■ **Exercise details**:
Return each line of the listing that has the word "JSON" in it.

■ **Provided information**:
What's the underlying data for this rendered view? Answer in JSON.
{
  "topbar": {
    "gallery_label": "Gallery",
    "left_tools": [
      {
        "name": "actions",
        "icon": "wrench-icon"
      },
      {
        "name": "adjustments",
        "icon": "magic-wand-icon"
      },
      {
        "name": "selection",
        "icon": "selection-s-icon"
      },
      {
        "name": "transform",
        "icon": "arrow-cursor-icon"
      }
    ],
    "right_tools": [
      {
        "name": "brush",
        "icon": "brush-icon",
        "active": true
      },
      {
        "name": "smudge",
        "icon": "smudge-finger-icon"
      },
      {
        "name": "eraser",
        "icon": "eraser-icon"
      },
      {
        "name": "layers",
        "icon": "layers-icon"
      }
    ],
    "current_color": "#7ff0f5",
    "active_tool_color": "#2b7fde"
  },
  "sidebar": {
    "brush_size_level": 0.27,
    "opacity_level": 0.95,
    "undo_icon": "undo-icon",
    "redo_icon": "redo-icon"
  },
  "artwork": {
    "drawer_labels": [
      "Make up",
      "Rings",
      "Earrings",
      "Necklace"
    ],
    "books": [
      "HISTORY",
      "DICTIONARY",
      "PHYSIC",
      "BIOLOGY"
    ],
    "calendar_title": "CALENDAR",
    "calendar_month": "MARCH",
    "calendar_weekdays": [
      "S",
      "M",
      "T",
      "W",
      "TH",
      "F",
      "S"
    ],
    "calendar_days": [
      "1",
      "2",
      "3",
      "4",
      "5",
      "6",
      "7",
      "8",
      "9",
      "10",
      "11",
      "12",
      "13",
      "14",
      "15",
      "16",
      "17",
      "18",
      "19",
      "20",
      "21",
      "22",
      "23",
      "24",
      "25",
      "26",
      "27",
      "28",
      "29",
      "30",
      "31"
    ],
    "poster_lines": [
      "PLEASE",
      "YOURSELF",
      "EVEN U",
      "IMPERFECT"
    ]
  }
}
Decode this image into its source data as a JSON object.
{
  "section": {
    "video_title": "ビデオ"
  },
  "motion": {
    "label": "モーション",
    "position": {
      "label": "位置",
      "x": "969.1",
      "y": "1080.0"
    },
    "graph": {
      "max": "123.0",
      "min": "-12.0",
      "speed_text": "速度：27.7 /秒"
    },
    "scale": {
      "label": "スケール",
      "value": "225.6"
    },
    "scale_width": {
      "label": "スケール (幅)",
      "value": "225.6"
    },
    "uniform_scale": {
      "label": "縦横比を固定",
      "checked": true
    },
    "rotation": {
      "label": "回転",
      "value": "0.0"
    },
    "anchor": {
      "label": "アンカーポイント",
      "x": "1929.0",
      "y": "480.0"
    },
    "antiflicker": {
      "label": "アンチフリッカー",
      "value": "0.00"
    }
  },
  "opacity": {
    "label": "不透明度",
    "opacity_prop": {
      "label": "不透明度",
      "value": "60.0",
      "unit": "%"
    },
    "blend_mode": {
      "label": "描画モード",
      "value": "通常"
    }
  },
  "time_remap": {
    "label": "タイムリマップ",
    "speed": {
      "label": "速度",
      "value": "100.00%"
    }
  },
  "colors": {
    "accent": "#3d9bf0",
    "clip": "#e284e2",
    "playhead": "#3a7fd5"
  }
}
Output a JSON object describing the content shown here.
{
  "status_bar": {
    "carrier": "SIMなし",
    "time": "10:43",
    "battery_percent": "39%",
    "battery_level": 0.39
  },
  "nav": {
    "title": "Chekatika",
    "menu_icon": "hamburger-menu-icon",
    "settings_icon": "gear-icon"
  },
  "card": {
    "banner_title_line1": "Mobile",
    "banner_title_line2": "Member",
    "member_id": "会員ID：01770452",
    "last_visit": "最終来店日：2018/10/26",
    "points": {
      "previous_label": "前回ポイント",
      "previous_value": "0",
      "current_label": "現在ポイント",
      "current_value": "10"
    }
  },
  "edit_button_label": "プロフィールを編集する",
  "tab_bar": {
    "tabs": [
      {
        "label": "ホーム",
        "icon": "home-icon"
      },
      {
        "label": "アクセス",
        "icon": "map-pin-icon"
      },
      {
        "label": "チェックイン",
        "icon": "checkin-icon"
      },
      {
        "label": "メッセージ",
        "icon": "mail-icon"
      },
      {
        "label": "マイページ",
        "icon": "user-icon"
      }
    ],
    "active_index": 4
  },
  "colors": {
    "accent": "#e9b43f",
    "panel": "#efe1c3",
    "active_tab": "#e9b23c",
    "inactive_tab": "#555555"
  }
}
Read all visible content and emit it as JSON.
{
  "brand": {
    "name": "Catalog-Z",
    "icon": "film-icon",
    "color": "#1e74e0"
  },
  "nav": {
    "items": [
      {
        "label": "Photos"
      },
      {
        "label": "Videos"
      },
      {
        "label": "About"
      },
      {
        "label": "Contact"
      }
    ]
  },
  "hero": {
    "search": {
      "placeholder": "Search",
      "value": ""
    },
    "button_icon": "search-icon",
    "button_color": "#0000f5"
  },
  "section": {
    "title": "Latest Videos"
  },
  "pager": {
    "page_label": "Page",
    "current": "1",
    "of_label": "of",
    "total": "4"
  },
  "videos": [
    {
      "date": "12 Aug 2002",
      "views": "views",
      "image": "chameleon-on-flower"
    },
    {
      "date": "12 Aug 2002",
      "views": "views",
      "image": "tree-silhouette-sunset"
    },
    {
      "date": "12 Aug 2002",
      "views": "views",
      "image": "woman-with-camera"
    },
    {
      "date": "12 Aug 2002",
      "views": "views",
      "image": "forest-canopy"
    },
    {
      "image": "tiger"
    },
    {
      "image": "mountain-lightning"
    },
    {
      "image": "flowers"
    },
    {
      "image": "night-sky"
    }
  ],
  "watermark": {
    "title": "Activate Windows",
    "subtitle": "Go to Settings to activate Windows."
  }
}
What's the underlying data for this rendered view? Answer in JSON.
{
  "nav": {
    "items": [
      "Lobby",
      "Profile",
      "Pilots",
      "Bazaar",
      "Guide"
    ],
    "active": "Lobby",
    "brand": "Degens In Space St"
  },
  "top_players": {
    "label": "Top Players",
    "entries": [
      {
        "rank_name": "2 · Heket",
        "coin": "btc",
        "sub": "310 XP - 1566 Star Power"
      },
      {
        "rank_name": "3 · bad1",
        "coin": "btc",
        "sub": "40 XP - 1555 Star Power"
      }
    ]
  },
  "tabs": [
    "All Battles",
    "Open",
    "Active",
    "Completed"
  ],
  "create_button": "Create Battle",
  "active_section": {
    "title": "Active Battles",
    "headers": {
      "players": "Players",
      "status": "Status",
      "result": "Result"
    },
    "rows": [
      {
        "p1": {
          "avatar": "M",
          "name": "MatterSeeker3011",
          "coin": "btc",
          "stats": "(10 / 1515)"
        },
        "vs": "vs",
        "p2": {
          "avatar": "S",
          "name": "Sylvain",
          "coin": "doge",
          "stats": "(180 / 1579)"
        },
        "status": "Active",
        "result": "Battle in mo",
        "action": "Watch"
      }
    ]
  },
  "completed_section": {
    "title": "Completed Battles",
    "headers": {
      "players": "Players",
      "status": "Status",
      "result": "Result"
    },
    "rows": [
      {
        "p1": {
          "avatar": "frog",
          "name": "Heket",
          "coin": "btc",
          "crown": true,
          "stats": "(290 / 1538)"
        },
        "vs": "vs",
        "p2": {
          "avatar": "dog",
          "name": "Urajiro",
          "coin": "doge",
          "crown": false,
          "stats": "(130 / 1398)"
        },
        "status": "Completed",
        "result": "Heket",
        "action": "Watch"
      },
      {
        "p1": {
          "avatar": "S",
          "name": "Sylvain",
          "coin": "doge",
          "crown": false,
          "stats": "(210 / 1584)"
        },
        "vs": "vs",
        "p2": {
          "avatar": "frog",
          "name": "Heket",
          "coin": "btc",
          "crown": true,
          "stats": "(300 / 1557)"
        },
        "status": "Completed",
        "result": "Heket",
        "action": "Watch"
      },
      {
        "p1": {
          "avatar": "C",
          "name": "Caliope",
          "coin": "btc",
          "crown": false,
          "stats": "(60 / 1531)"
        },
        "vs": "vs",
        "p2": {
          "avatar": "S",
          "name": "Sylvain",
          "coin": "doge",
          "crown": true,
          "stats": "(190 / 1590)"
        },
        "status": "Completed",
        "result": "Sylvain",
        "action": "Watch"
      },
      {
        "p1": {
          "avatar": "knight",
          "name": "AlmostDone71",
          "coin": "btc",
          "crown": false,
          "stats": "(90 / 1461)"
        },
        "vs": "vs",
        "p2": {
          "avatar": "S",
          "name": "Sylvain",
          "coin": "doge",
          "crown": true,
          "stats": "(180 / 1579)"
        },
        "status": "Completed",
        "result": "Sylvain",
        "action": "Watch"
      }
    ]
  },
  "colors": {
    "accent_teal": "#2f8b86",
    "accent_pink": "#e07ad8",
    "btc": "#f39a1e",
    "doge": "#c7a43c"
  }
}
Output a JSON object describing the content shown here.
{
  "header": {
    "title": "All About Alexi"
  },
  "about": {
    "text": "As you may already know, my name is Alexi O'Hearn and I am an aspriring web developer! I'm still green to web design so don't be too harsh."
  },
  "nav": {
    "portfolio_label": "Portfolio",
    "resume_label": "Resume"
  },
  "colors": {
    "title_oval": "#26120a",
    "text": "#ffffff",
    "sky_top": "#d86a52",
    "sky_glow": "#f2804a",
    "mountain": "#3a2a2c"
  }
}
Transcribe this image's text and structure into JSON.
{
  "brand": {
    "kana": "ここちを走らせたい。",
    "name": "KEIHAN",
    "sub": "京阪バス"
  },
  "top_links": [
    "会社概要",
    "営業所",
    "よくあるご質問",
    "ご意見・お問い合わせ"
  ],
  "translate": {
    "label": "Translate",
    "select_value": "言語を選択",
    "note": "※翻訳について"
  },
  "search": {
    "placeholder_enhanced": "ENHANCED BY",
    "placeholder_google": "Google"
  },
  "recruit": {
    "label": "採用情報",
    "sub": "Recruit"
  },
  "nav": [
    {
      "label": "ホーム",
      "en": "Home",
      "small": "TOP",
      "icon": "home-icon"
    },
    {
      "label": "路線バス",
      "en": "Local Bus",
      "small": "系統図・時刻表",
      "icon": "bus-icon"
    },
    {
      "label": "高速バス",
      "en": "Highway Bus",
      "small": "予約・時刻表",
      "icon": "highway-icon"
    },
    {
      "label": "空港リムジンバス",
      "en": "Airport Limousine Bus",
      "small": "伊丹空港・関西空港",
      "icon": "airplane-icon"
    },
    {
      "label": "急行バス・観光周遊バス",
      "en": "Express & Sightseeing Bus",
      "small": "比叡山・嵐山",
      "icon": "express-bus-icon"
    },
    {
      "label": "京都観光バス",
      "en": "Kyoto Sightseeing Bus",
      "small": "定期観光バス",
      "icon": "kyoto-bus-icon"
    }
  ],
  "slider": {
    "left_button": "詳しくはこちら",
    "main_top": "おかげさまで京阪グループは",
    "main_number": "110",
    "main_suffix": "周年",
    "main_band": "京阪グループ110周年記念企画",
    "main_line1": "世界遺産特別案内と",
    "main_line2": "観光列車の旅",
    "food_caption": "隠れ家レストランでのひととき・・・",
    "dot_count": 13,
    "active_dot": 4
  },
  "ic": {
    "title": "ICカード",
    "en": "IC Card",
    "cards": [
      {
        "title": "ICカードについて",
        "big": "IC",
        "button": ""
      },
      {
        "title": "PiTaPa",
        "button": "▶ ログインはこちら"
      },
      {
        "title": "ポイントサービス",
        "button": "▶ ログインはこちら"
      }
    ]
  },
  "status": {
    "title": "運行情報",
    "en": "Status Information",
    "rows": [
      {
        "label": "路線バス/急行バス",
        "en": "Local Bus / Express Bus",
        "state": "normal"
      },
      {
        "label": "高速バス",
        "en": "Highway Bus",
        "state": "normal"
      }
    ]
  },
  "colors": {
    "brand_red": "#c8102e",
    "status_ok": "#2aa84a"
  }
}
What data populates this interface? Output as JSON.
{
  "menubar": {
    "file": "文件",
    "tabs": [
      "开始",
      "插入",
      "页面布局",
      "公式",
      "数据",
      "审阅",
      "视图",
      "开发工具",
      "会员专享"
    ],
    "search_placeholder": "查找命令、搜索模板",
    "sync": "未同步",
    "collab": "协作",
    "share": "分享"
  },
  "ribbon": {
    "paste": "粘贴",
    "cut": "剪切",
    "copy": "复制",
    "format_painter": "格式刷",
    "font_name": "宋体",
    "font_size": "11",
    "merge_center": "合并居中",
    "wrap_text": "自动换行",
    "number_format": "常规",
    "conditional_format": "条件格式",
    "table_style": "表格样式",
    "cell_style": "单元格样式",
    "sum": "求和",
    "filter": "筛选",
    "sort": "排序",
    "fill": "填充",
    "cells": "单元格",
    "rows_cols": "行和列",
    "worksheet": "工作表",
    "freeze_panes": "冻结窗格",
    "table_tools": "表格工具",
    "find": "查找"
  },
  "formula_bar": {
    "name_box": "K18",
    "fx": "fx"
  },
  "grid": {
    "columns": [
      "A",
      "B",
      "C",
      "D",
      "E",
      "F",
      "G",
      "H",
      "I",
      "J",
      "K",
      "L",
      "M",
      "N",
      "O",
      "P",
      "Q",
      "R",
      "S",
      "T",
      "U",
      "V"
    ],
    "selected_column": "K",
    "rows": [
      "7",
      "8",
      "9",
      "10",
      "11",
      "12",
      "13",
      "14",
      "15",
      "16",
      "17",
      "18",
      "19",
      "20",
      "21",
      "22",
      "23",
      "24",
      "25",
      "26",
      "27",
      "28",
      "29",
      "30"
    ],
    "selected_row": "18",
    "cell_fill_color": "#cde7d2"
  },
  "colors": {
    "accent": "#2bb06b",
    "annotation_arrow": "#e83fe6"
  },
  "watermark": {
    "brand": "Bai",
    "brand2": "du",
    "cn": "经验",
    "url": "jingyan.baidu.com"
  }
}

■ **Response to this exercise**:
What's the underlying data for this rendered view? Answer in JSON.
Decode this image into its source data as a JSON object.
Output a JSON object describing the content shown here.
Read all visible content and emit it as JSON.
What's the underlying data for this rendered view? Answer in JSON.
Output a JSON object describing the content shown here.
Transcribe this image's text and structure into JSON.
What data populates this interface? Output as JSON.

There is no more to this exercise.